Was it just me, or did the World Series feel kind of blah this year? I love a good series – even if it’s for a sport that isn’t my favorite. But even the World Series just wasn’t doing it for me this year. That said, there were some pretty interesting things that happened. Game 3 alone might be one for the books – 18 innings and almost every single player from both rosters ended up playing. I’m not saying that the series wasn’t interesting, but does interesting mean “good”? In my opinion, the two aren’t mutually exclusive. In the end, the Boston Red Sox emerged victorious, defeating the Los Angeles Dodgers. Boston was a 108-win team during the regular season, which is also quite impressive from a statistical perspective.
In this post, we’re going to look at some of the more peculiar statistics and happenings from the 2018 series.
- Chris Sale became the first pitcher (since Hall of Famer Hal Newhouser of the Detroit Tigers, in 1945) to get the first and last outs of a World Series.
- When David Price got Manny Machado to fly out to the left field in the sixth inning of Game 2, it began a streak of batters retired by Red Sox pitching that would stretch until the end of the game. It was the longest game-closing streak since Don Larsen’s perfect game for the Yankees in the 1956 World Series (which was also against the Dodgers).
- The Red Sox shook off their Game 3 loss in 18 innings to win Game 4 later in the day.
- World Series MVP Steve Pearce totaled three home runs over the course of Games 4 and 5. In doing so, he matched the World Series career total of David Ortiz, who also had three (playing in three World Series’).
- Because of Pearce’s multi-home run in Game 5, he was placed on an elite list of other players who have also achieved this same thing in a World Series-clinching game. Of the 10 other players to do it, nine are in the Hall of Fame – with the exception of Kirk Gibson.
- The historically long 18-inning Game 3 took more than seven hours to finish, setting a playoff record.
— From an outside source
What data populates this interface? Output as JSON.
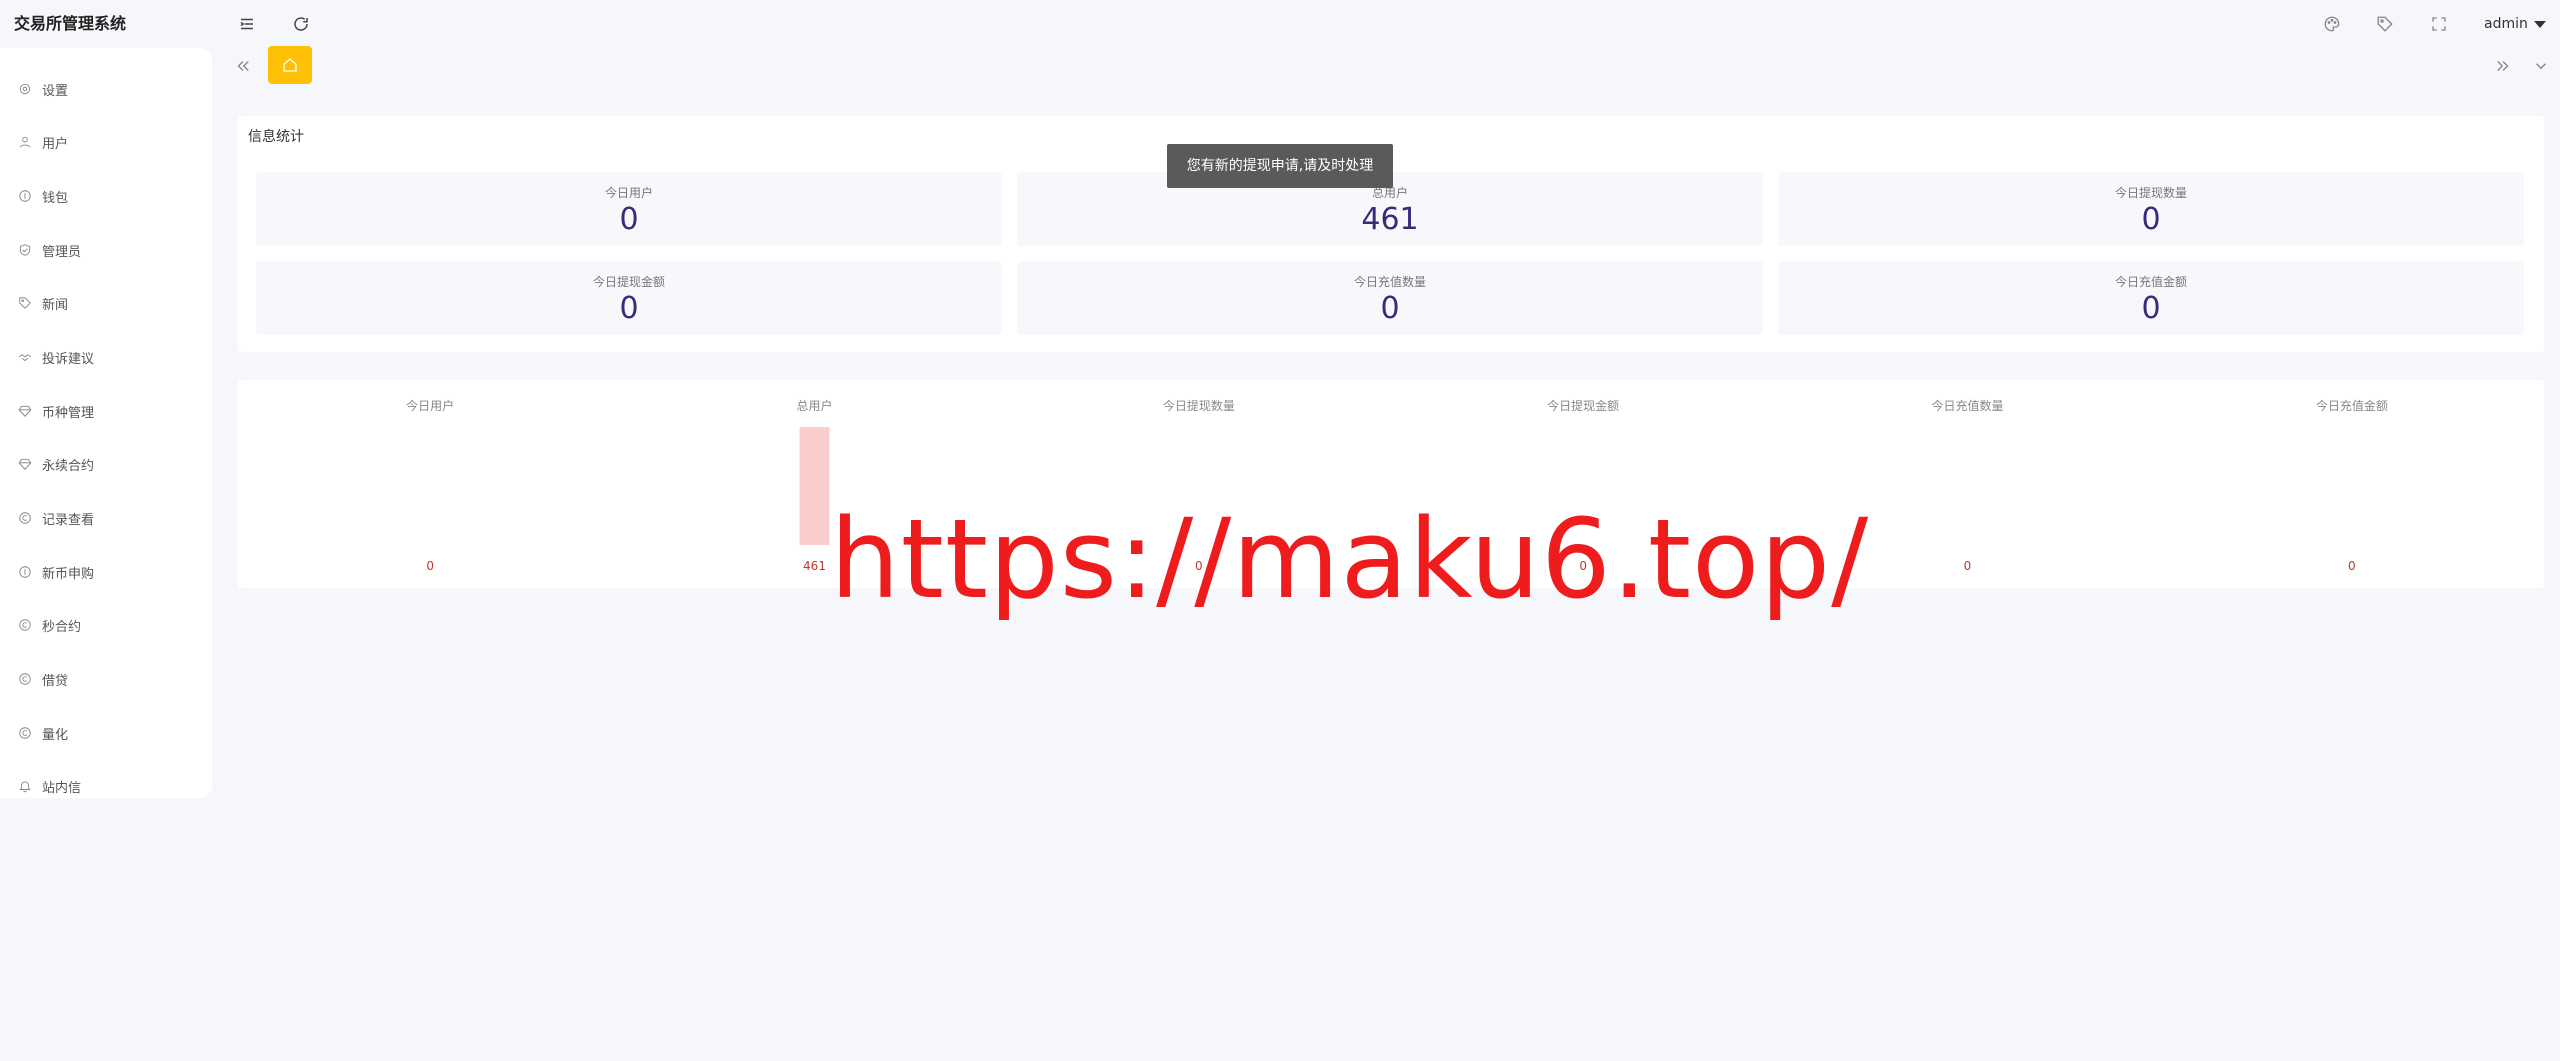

That was underscored by the fact that Game 3 took longer in total time than the entire 1939 World Series, which took a total of 7 hours and 5 minutes.
- Until this series, Bernie Carbo was the only Red Sox pinch hitter to ever hit a three-run home run in a World Series. He did so in the famous Game 6 of the 1975 World Series, which ended with Carlton Fisk’s walk-off.
Do you see a theme with these statistics? To start, it’s all stats from the Boston Red Sox. Does that mean that this is what brought Boston to win the championships? Maybe. Maybe not. There’s part of me that wants to say that it has a lot to do with talent. But if we look at these statistics, there’s also something to be said about luck. Isn’t there? I still stand by my assertion that the series was a bit bland, but these statistics prove that it was interesting, overall. Especially if you’re like me and you nerd out over statistics.